WHAT IS BEING ASKED: Within the records that follow, count the lines containing the string "into". Reply only with the count.

--- GIVEN ENTRIES ---

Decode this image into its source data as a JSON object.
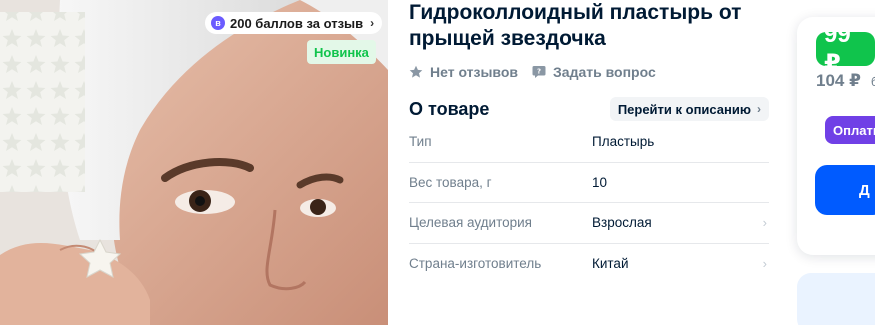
{
  "photo": {
    "points_badge": "200 баллов за отзыв",
    "points_icon": "в",
    "new_badge": "Новинка",
    "alt": "Гидроколлоидный пластырь от прыщей звездочка"
  },
  "product": {
    "title": "Гидроколлоидный пластырь от прыщей звездочка",
    "reviews": "Нет отзывов",
    "ask_question": "Задать вопрос"
  },
  "about": {
    "title": "О товаре",
    "goto_description": "Перейти к описанию",
    "specs": [
      {
        "key": "Тип",
        "value": "Пластырь"
      },
      {
        "key": "Вес товара, г",
        "value": "10"
      },
      {
        "key": "Целевая аудитория",
        "value": "Взрослая"
      },
      {
        "key": "Страна-изготовитель",
        "value": "Китай"
      }
    ]
  },
  "price": {
    "current": "99 ₽",
    "old": "104 ₽",
    "old_suffix": "б",
    "pay_button": "Оплати",
    "cart_button": "Д"
  },
  "colors": {
    "accent_green": "#10c44c",
    "accent_blue": "#005bff",
    "accent_purple": "#7040e6",
    "muted_text": "#707f8d"
  },
  "icons": {
    "star": "star-icon",
    "question": "question-bubble-icon",
    "chevron": "chevron-right-icon"
  }
}
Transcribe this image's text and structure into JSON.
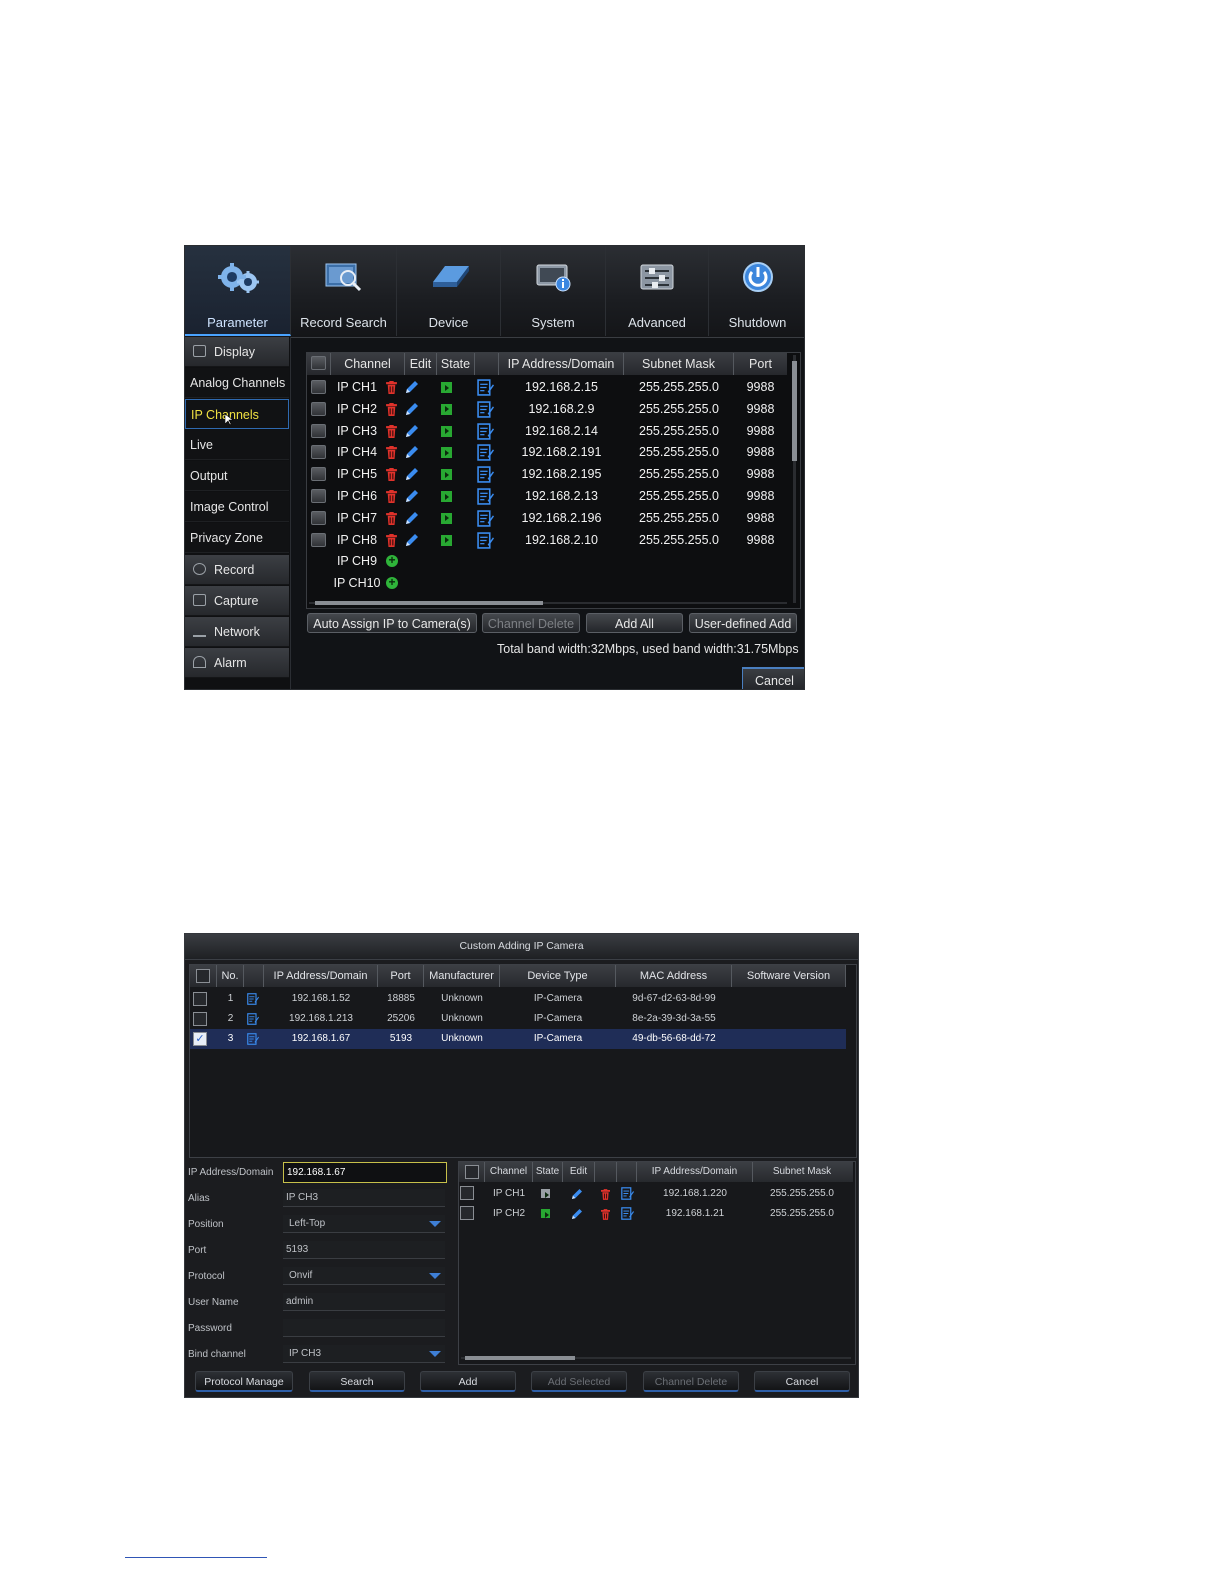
{
  "screenshot1": {
    "top_menu": [
      {
        "label": "Parameter",
        "icon": "gears-icon",
        "active": true
      },
      {
        "label": "Record Search",
        "icon": "film-search-icon"
      },
      {
        "label": "Device",
        "icon": "hdd-icon"
      },
      {
        "label": "System",
        "icon": "monitor-info-icon"
      },
      {
        "label": "Advanced",
        "icon": "sliders-icon"
      },
      {
        "label": "Shutdown",
        "icon": "power-icon"
      }
    ],
    "sidebar": [
      {
        "label": "Display",
        "type": "category"
      },
      {
        "label": "Analog Channels",
        "type": "sub"
      },
      {
        "label": "IP Channels",
        "type": "sub",
        "selected": true
      },
      {
        "label": "Live",
        "type": "sub"
      },
      {
        "label": "Output",
        "type": "sub"
      },
      {
        "label": "Image Control",
        "type": "sub"
      },
      {
        "label": "Privacy Zone",
        "type": "sub"
      },
      {
        "label": "Record",
        "type": "category"
      },
      {
        "label": "Capture",
        "type": "category"
      },
      {
        "label": "Network",
        "type": "category"
      },
      {
        "label": "Alarm",
        "type": "category"
      }
    ],
    "table": {
      "headers": [
        "Channel",
        "Edit",
        "State",
        "IP Address/Domain",
        "Subnet Mask",
        "Port"
      ],
      "rows": [
        {
          "channel": "IP CH1",
          "ip": "192.168.2.15",
          "mask": "255.255.255.0",
          "port": "9988"
        },
        {
          "channel": "IP CH2",
          "ip": "192.168.2.9",
          "mask": "255.255.255.0",
          "port": "9988"
        },
        {
          "channel": "IP CH3",
          "ip": "192.168.2.14",
          "mask": "255.255.255.0",
          "port": "9988"
        },
        {
          "channel": "IP CH4",
          "ip": "192.168.2.191",
          "mask": "255.255.255.0",
          "port": "9988"
        },
        {
          "channel": "IP CH5",
          "ip": "192.168.2.195",
          "mask": "255.255.255.0",
          "port": "9988"
        },
        {
          "channel": "IP CH6",
          "ip": "192.168.2.13",
          "mask": "255.255.255.0",
          "port": "9988"
        },
        {
          "channel": "IP CH7",
          "ip": "192.168.2.196",
          "mask": "255.255.255.0",
          "port": "9988"
        },
        {
          "channel": "IP CH8",
          "ip": "192.168.2.10",
          "mask": "255.255.255.0",
          "port": "9988"
        }
      ],
      "empty_rows": [
        "IP CH9",
        "IP CH10"
      ]
    },
    "buttons": {
      "auto_assign": "Auto Assign IP to Camera(s)",
      "channel_delete": "Channel Delete",
      "add_all": "Add All",
      "user_defined_add": "User-defined Add",
      "cancel": "Cancel"
    },
    "bandwidth": "Total band width:32Mbps, used band width:31.75Mbps",
    "colors": {
      "accent": "#4aa3ff",
      "selected_text": "#f0e142",
      "delete": "#e0322b",
      "state": "#28a832"
    }
  },
  "screenshot2": {
    "title": "Custom Adding IP Camera",
    "search_table": {
      "headers": [
        "No.",
        "IP Address/Domain",
        "Port",
        "Manufacturer",
        "Device Type",
        "MAC Address",
        "Software Version"
      ],
      "rows": [
        {
          "no": "1",
          "ip": "192.168.1.52",
          "port": "18885",
          "manufacturer": "Unknown",
          "type": "IP-Camera",
          "mac": "9d-67-d2-63-8d-99",
          "checked": false
        },
        {
          "no": "2",
          "ip": "192.168.1.213",
          "port": "25206",
          "manufacturer": "Unknown",
          "type": "IP-Camera",
          "mac": "8e-2a-39-3d-3a-55",
          "checked": false
        },
        {
          "no": "3",
          "ip": "192.168.1.67",
          "port": "5193",
          "manufacturer": "Unknown",
          "type": "IP-Camera",
          "mac": "49-db-56-68-dd-72",
          "checked": true
        }
      ]
    },
    "form": {
      "ip_label": "IP Address/Domain",
      "ip_value": "192.168.1.67",
      "alias_label": "Alias",
      "alias_value": "IP CH3",
      "position_label": "Position",
      "position_value": "Left-Top",
      "port_label": "Port",
      "port_value": "5193",
      "protocol_label": "Protocol",
      "protocol_value": "Onvif",
      "user_label": "User Name",
      "user_value": "admin",
      "password_label": "Password",
      "password_value": "",
      "bind_label": "Bind channel",
      "bind_value": "IP CH3"
    },
    "channel_table": {
      "headers": [
        "Channel",
        "State",
        "Edit",
        "IP Address/Domain",
        "Subnet Mask"
      ],
      "rows": [
        {
          "channel": "IP CH1",
          "ip": "192.168.1.220",
          "mask": "255.255.255.0"
        },
        {
          "channel": "IP CH2",
          "ip": "192.168.1.21",
          "mask": "255.255.255.0"
        }
      ]
    },
    "buttons": {
      "protocol_manage": "Protocol Manage",
      "search": "Search",
      "add": "Add",
      "add_selected": "Add Selected",
      "channel_delete": "Channel Delete",
      "cancel": "Cancel"
    }
  }
}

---

REPLY: 2